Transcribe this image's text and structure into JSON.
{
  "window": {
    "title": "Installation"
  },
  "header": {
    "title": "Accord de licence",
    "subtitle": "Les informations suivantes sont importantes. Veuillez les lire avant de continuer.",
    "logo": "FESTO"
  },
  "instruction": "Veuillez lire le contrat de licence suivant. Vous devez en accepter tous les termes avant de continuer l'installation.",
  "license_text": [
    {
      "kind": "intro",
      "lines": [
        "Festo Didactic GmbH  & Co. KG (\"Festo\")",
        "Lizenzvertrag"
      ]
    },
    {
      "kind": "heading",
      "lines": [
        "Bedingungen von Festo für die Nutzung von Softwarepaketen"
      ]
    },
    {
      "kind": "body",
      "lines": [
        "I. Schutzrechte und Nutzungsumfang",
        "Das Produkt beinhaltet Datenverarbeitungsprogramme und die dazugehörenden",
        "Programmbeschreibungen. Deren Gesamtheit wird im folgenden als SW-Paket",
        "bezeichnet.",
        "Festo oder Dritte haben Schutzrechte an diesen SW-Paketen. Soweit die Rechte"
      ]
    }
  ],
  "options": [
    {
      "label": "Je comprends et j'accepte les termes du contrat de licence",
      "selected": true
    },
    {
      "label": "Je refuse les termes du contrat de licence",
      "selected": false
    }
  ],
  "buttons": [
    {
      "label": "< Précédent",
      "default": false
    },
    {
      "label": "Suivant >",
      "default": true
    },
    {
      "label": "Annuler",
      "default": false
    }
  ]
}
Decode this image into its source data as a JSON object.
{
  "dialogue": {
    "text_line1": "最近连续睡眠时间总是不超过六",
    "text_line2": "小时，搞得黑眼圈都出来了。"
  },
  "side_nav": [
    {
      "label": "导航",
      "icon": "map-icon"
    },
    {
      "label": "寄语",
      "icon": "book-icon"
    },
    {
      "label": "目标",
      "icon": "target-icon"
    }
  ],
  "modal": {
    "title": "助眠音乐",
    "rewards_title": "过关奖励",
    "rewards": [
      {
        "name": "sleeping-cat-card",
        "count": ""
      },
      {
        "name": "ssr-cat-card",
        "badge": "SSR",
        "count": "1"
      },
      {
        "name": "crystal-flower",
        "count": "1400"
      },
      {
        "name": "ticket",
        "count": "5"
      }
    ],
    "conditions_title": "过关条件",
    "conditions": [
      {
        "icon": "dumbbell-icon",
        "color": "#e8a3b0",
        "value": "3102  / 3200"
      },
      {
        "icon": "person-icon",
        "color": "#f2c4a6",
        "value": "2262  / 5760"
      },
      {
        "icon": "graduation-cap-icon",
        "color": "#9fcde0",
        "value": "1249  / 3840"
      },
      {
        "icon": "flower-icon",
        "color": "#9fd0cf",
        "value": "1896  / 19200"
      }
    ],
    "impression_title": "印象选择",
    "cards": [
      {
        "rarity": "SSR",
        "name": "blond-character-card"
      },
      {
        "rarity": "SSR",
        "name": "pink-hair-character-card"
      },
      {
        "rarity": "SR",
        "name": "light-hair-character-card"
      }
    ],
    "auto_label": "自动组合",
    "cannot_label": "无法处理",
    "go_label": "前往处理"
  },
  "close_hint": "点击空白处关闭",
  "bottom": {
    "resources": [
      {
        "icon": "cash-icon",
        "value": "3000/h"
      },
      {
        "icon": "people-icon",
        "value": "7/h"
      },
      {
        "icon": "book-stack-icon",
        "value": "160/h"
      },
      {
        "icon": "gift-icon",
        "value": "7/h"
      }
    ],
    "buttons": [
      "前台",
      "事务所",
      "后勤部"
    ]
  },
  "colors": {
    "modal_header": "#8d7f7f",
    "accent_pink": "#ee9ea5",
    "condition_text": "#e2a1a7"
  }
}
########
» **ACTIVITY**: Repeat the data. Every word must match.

» **TASK SOLUTION**:
Transcribe this image's text and structure into JSON.
{
  "window": {
    "title": "Installation"
  },
  "header": {
    "title": "Accord de licence",
    "subtitle": "Les informations suivantes sont importantes. Veuillez les lire avant de continuer.",
    "logo": "FESTO"
  },
  "instruction": "Veuillez lire le contrat de licence suivant. Vous devez en accepter tous les termes avant de continuer l'installation.",
  "license_text": [
    {
      "kind": "intro",
      "lines": [
        "Festo Didactic GmbH  & Co. KG (\"Festo\")",
        "Lizenzvertrag"
      ]
    },
    {
      "kind": "heading",
      "lines": [
        "Bedingungen von Festo für die Nutzung von Softwarepaketen"
      ]
    },
    {
      "kind": "body",
      "lines": [
        "I. Schutzrechte und Nutzungsumfang",
        "Das Produkt beinhaltet Datenverarbeitungsprogramme und die dazugehörenden",
        "Programmbeschreibungen. Deren Gesamtheit wird im folgenden als SW-Paket",
        "bezeichnet.",
        "Festo oder Dritte haben Schutzrechte an diesen SW-Paketen. Soweit die Rechte"
      ]
    }
  ],
  "options": [
    {
      "label": "Je comprends et j'accepte les termes du contrat de licence",
      "selected": true
    },
    {
      "label": "Je refuse les termes du contrat de licence",
      "selected": false
    }
  ],
  "buttons": [
    {
      "label": "< Précédent",
      "default": false
    },
    {
      "label": "Suivant >",
      "default": true
    },
    {
      "label": "Annuler",
      "default": false
    }
  ]
}
Decode this image into its source data as a JSON object.
{
  "dialogue": {
    "text_line1": "最近连续睡眠时间总是不超过六",
    "text_line2": "小时，搞得黑眼圈都出来了。"
  },
  "side_nav": [
    {
      "label": "导航",
      "icon": "map-icon"
    },
    {
      "label": "寄语",
      "icon": "book-icon"
    },
    {
      "label": "目标",
      "icon": "target-icon"
    }
  ],
  "modal": {
    "title": "助眠音乐",
    "rewards_title": "过关奖励",
    "rewards": [
      {
        "name": "sleeping-cat-card",
        "count": ""
      },
      {
        "name": "ssr-cat-card",
        "badge": "SSR",
        "count": "1"
      },
      {
        "name": "crystal-flower",
        "count": "1400"
      },
      {
        "name": "ticket",
        "count": "5"
      }
    ],
    "conditions_title": "过关条件",
    "conditions": [
      {
        "icon": "dumbbell-icon",
        "color": "#e8a3b0",
        "value": "3102  / 3200"
      },
      {
        "icon": "person-icon",
        "color": "#f2c4a6",
        "value": "2262  / 5760"
      },
      {
        "icon": "graduation-cap-icon",
        "color": "#9fcde0",
        "value": "1249  / 3840"
      },
      {
        "icon": "flower-icon",
        "color": "#9fd0cf",
        "value": "1896  / 19200"
      }
    ],
    "impression_title": "印象选择",
    "cards": [
      {
        "rarity": "SSR",
        "name": "blond-character-card"
      },
      {
        "rarity": "SSR",
        "name": "pink-hair-character-card"
      },
      {
        "rarity": "SR",
        "name": "light-hair-character-card"
      }
    ],
    "auto_label": "自动组合",
    "cannot_label": "无法处理",
    "go_label": "前往处理"
  },
  "close_hint": "点击空白处关闭",
  "bottom": {
    "resources": [
      {
        "icon": "cash-icon",
        "value": "3000/h"
      },
      {
        "icon": "people-icon",
        "value": "7/h"
      },
      {
        "icon": "book-stack-icon",
        "value": "160/h"
      },
      {
        "icon": "gift-icon",
        "value": "7/h"
      }
    ],
    "buttons": [
      "前台",
      "事务所",
      "后勤部"
    ]
  },
  "colors": {
    "modal_header": "#8d7f7f",
    "accent_pink": "#ee9ea5",
    "condition_text": "#e2a1a7"
  }
}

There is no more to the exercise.